I followed the healer into the victim family’s home, which he inspected thoroughly but still with an uninterested attitude. I saw the room where the family members slept, on thin mats on a hard floor.

The crowd was angry. They wanted vengeance. Everyone marched back to Ronald’s house with the intention of destroying it. The police were there to stop them, and Luke told me, “If there is violence, stand behind the police, because they will shoot in front of them into the crowd, not behind.” So we stayed behind the police who stood between the crowd and the house. Ronald’s father, a very old, frail man on crutches, claimed that his son was innocent. The police told the crowd to disperse. The crowd timidly backed off, but would surely be back later to demolish the house.

The police told Luke and me that they were leaving and that we should leave as well, because if something happened they would not be able to protect us. I wanted to see some mob violence, but it’s probably better that we got back on the boda-boda and booked it out of there, following the healer who also rode on a boda-boda. I didn’t think we were in danger but Luke told me that the crowd knew they could be identified on television and so when the police left they could potentially attack us.

The villagers will go looking for Ronald, and if they find him or if he ever returns to the village, he will be killed. Many people die this way. Even if Ronald was practicing witchcraft or had hired a witch doctor to put a curse on the family, so what? This stuff isn’t real. The only thing he is allegedly guilty of is sending bad vibes. The accused are the victims, not the “bewitched.” People practice witchcraft in Africa for various reasons, but usually because they are jealous of someone for having more money, allegedly having an affair, having beautiful children…anything. And people are killed and their homes destroyed because of it.
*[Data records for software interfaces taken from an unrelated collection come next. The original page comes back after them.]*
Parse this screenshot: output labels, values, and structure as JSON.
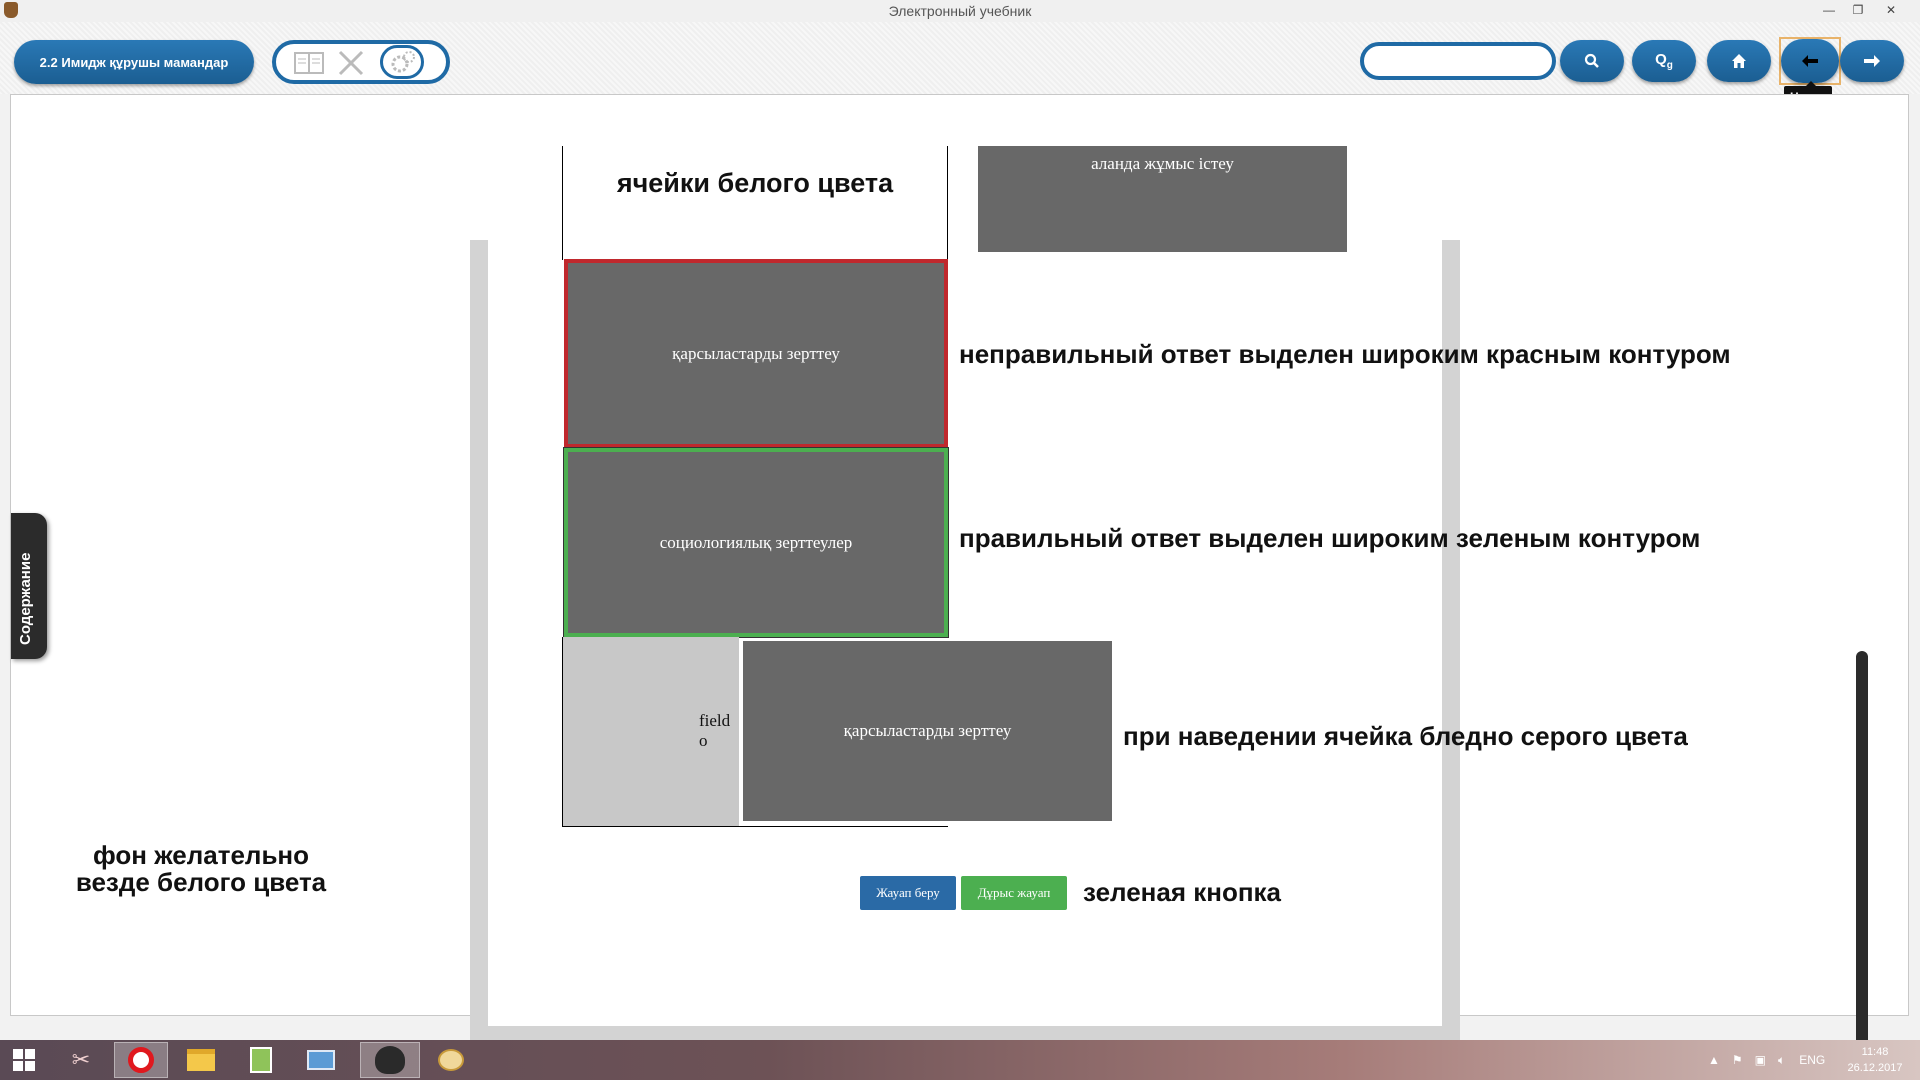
{
  "window": {
    "title": "Электронный учебник"
  },
  "toolbar": {
    "chapter_label": "2.2 Имидж құрушы мамандар",
    "search_placeholder": "",
    "tooltip": "Назад"
  },
  "sidebar": {
    "tab_label": "Содержание"
  },
  "exercise": {
    "top_white_label": "ячейки белого цвета",
    "top_right_cell": "аланда жұмыс істеу",
    "wrong_cell": "қарсыластарды зерттеу",
    "correct_cell": "социологиялық зерттеулер",
    "hover_cell_partial": "field o",
    "drag_cell": "қарсыластарды зерттеу",
    "answer_button": "Жауап беру",
    "correct_answer_button": "Дұрыс жауап"
  },
  "notes": {
    "wrong": "неправильный ответ выделен широким красным контуром",
    "correct": "правильный ответ выделен широким зеленым контуром",
    "hover": "при наведении ячейка бледно серого цвета",
    "green_button": "зеленая кнопка",
    "bg_line1": "фон желательно",
    "bg_line2": "везде белого цвета"
  },
  "colors": {
    "accent": "#1f6aa5",
    "cell_gray": "#686868",
    "hover_gray": "#c8c8c8",
    "wrong": "#c0282d",
    "correct": "#4caf50"
  },
  "taskbar": {
    "lang": "ENG",
    "time": "11:48",
    "date": "26.12.2017"
  }
}
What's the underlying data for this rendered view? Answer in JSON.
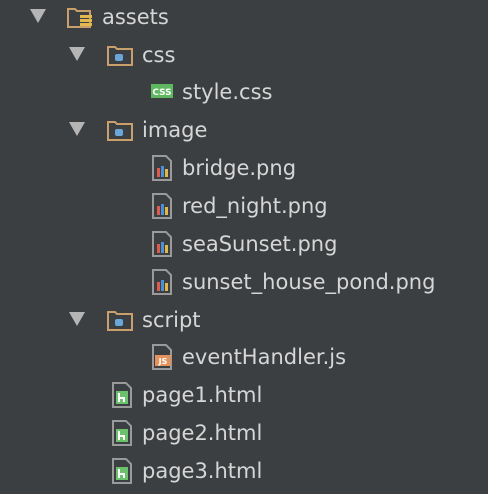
{
  "tree": {
    "root": {
      "label": "assets",
      "icon": "resource-folder-icon",
      "expanded": true
    },
    "folders": [
      {
        "label": "css",
        "icon": "folder-icon",
        "expanded": true
      },
      {
        "label": "image",
        "icon": "folder-icon",
        "expanded": true
      },
      {
        "label": "script",
        "icon": "folder-icon",
        "expanded": true
      }
    ],
    "files": {
      "css": [
        {
          "label": "style.css",
          "icon": "css-file-icon"
        }
      ],
      "image": [
        {
          "label": "bridge.png",
          "icon": "image-file-icon"
        },
        {
          "label": "red_night.png",
          "icon": "image-file-icon"
        },
        {
          "label": "seaSunset.png",
          "icon": "image-file-icon"
        },
        {
          "label": "sunset_house_pond.png",
          "icon": "image-file-icon"
        }
      ],
      "script": [
        {
          "label": "eventHandler.js",
          "icon": "js-file-icon"
        }
      ],
      "root": [
        {
          "label": "page1.html",
          "icon": "html-file-icon"
        },
        {
          "label": "page2.html",
          "icon": "html-file-icon"
        },
        {
          "label": "page3.html",
          "icon": "html-file-icon"
        }
      ]
    },
    "colors": {
      "background": "#3c3f41",
      "text": "#d6d6d6",
      "folder": "#c9a06b",
      "folder_dot": "#6aa6d8",
      "html_icon": "#6cc16c",
      "css_icon": "#5fb85f",
      "js_icon": "#e3935b",
      "arrow": "#b5b5b5"
    }
  }
}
Meanwhile, the traditional healer is paid between 500,000 and 1,000,000 Ugandan shillings (about $200–$400 U.S.) for his “services,” which is a lot of money for villagers to cough up. He’s ripping them off, and he also adds to the confusion by spreading rumors about certain people practicing witchcraft.
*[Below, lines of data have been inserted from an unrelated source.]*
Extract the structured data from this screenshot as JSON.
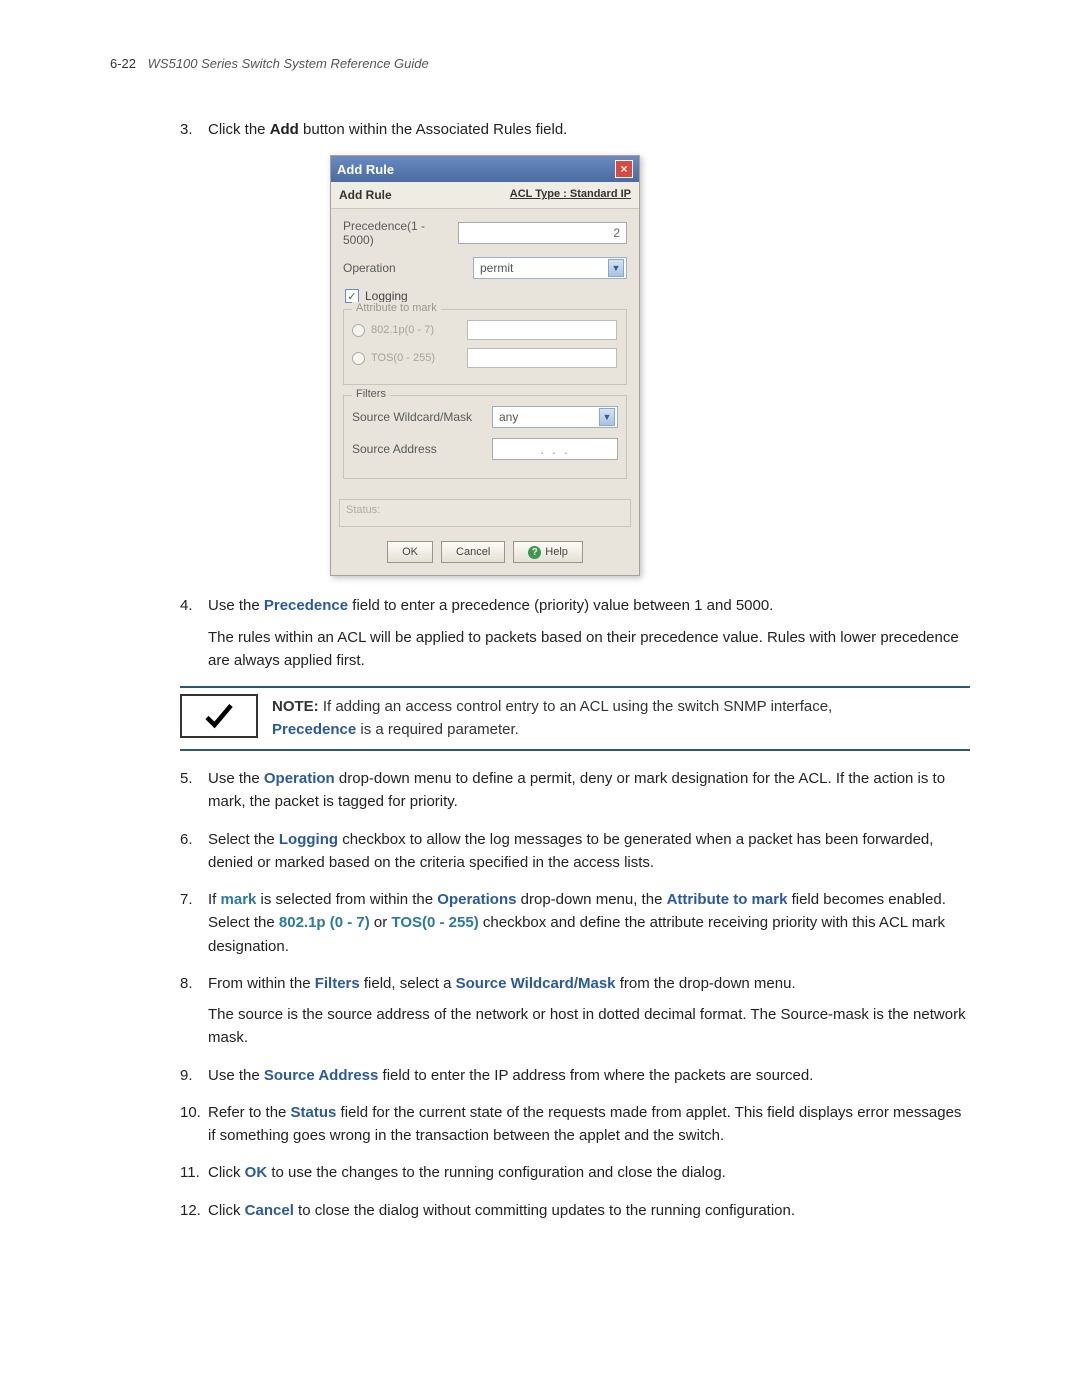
{
  "header": {
    "page_num": "6-22",
    "title": "WS5100 Series Switch System Reference Guide"
  },
  "steps": {
    "s3": {
      "num": "3.",
      "text_pre": "Click the ",
      "add": "Add",
      "text_post": " button within the Associated Rules field."
    },
    "s4": {
      "num": "4.",
      "text_pre": "Use the ",
      "precedence": "Precedence",
      "text_post": " field to enter a precedence (priority) value between 1 and 5000.",
      "para": "The rules within an ACL will be applied to packets based on their precedence value. Rules with lower precedence are always applied first."
    },
    "s5": {
      "num": "5.",
      "pre": "Use the ",
      "op": "Operation",
      "post": " drop-down menu to define a permit, deny or mark designation for the ACL. If the action is to mark, the packet is tagged for priority."
    },
    "s6": {
      "num": "6.",
      "pre": "Select the ",
      "log": "Logging",
      "post": " checkbox to allow the log messages to be generated when a packet has been forwarded, denied or marked based on the criteria specified in the access lists."
    },
    "s7": {
      "num": "7.",
      "pre": "If ",
      "mark": "mark",
      "mid1": " is selected from within the ",
      "ops": "Operations",
      "mid2": " drop-down menu, the ",
      "attr": "Attribute to mark",
      "mid3": " field becomes enabled. Select the ",
      "p802": "802.1p (0 - 7)",
      "or": " or ",
      "tos": "TOS(0 - 255)",
      "post": " checkbox and define the attribute receiving priority with this ACL mark designation."
    },
    "s8": {
      "num": "8.",
      "pre": "From within the ",
      "filters": "Filters",
      "mid": " field, select a ",
      "swm": "Source Wildcard/Mask",
      "post": " from the drop-down menu.",
      "para": "The source is the source address of the network or host in dotted decimal format. The Source-mask is the network mask."
    },
    "s9": {
      "num": "9.",
      "pre": "Use the ",
      "sa": "Source Address",
      "post": " field to enter the IP address from where the packets are sourced."
    },
    "s10": {
      "num": "10.",
      "pre": "Refer to the ",
      "status": "Status",
      "post": " field for the current state of the requests made from applet. This field displays error messages if something goes wrong in the transaction between the applet and the switch."
    },
    "s11": {
      "num": "11.",
      "pre": "Click ",
      "ok": "OK",
      "post": " to use the changes to the running configuration and close the dialog."
    },
    "s12": {
      "num": "12.",
      "pre": "Click ",
      "cancel": "Cancel",
      "post": " to close the dialog without committing updates to the running configuration."
    }
  },
  "note": {
    "label": "NOTE:",
    "text1": " If adding an access control entry to an ACL using the switch SNMP interface, ",
    "precedence": "Precedence",
    "text2": " is a required parameter."
  },
  "dialog": {
    "title": "Add Rule",
    "subhead_left": "Add Rule",
    "subhead_right": "ACL Type : Standard IP",
    "precedence_label": "Precedence(1 - 5000)",
    "precedence_value": "2",
    "operation_label": "Operation",
    "operation_value": "permit",
    "logging_label": "Logging",
    "attr_legend": "Attribute to mark",
    "attr_8021p": "802.1p(0 - 7)",
    "attr_tos": "TOS(0 - 255)",
    "filters_legend": "Filters",
    "swm_label": "Source Wildcard/Mask",
    "swm_value": "any",
    "sa_label": "Source Address",
    "ip_dots": ".     .     .",
    "status_label": "Status:",
    "btn_ok": "OK",
    "btn_cancel": "Cancel",
    "btn_help": "Help"
  }
}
According to the Ugandan constitution, in order for the police or a traditional healer or anyone to search your home, they must have a search warrant, like in America. At this ceremony, they had no search warrant and yet the healer and others were allowed to enter Ronald’s home, search it, seize items from it, burn them, probably destroy the house, and later most likely murder him. If Ronald knew the law, which he doesn’t, he could sue the police, the healer, and others. He could say his name and image were tarnished and be compensated 2,000,000 shillings for that as well as for the destruction of his home and property, such as the bags. The chances that he would win the case are extremely high, because how can anyone prove in court that evil spirits were the cause of the victim family’s illnesses and death? I told Luke I wanted to help Ronald, to give him the pictures and footage we took of the ceremony so he could use them in court to prove he was not served with a search warrant.

“Ronald could only use the footage and pictures if we published them in the newspaper or broadcast them on TV,” Luke told me. “If we supply him with the raw clips and photos, the villagers would think we were spies trying to help him the whole time, instead of attending the ceremony to write and shoot a legitimate journalism story about it.”

We would be outcasts in the community, and since Luke lived there and people knew who he was, he couldn’t do that for Ronald. The fact remains that if these people really want to hold onto this outdated belief system, fine. But why not try a healer and a real doctor in a real hospital? What have they got to lose? They just think it’s a waste of time, because the real reason for unexplainable things is invisible spirits and powers that can’t be proved. The fact that Ugandans are mostly Christian doesn’t dissuade uneducated segments of the population from letting go of their superstitious beliefs regarding witchcraft.

How interesting. How bizarre. END